The increasing landscape alterations due to anthropogenic activities is of global concern since it affects aquatic ecosystems, often resulting in compromise of the ecological integrity and the water quality. In this sense, the evaluation, monitoring, and prediction of the aquatic ecosystem quality becomes an important research subject. This study presents the first integrated water quality assessment of the Sauce Grande River Basin, in Argentina, based on the spatial distribution of the phytoplankton community, the physicochemical parameters, and the metal concentrations (Cd, Cu, Cr, Fe, Mn, Ni, Pb, and Zn) found in the particulate fraction. According to the trophic indices and the phytoplankton abundance, composition, and diversity, the water quality showed significant deterioration in the lower basin after the Sauce Grande lake.

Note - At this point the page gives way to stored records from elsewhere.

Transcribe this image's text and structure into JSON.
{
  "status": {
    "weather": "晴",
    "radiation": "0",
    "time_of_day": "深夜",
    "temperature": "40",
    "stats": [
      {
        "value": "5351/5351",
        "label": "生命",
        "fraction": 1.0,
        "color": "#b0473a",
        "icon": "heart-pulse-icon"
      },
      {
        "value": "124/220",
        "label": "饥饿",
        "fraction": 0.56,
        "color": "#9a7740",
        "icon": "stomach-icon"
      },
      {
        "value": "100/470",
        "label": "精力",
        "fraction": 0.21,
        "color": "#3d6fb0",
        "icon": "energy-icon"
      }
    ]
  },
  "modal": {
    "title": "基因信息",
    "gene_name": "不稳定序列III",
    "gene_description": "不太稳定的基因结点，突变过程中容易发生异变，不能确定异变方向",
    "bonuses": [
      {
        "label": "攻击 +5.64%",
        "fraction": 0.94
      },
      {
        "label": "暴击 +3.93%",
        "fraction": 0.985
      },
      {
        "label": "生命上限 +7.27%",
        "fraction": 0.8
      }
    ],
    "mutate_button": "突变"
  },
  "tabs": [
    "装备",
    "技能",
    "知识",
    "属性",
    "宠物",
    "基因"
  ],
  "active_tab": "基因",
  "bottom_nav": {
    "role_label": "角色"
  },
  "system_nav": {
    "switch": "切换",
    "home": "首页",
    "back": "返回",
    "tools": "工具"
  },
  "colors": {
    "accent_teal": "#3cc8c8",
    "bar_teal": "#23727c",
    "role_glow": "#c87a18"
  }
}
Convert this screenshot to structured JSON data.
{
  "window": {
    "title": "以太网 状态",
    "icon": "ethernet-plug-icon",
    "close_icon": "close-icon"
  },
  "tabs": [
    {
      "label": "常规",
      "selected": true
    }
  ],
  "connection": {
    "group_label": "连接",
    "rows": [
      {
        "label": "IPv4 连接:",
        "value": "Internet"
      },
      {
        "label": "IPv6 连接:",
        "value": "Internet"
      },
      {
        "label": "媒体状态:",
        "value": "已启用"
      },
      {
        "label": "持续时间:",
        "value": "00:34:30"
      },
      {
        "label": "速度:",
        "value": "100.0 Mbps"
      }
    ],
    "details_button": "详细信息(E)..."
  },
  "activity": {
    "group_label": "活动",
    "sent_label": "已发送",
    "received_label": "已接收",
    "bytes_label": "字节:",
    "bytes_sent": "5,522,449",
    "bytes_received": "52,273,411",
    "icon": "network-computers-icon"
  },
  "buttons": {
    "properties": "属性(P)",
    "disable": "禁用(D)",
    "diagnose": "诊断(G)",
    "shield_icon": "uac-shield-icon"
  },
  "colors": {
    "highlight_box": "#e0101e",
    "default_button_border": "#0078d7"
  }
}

The trophic state index indicated that water was oligotrophic in over 75% of the sampling sites, increasing downstream, where two sites were characterized as mesotrophic, and one described as hypertrophic. The phytoplankton community was dominated by diatoms in zones with low anthropogenic impact and conductivity, whereas high densities of Euglenophyta, Chlorophyta, and Cyanobacteria were found in the middle-lower basin, associated with higher organic matter and eutrophication. The conductivity, turbidity, and most metal concentrations also increased towards the downstream area, even exceeding recommended levels for the metals Cu, Cr, Mn, and Pb in the middle and lower reaches of the basin (Cu: 3.5 µg L−1; Cr: 2.4 µg L−1; Pb: 1.2 µg L−1; Mn 170 µg L−1). This study generates a database for the water quality of the Sauce Grande River Basin and sets an example of how the water quality varies along a basin that crosses different topographic environments, land covers, and anthropogenic influences.
All Science Journal Classification (ASJC) codes
- Environmental Chemistry
- Health, Toxicology and Mutagenesis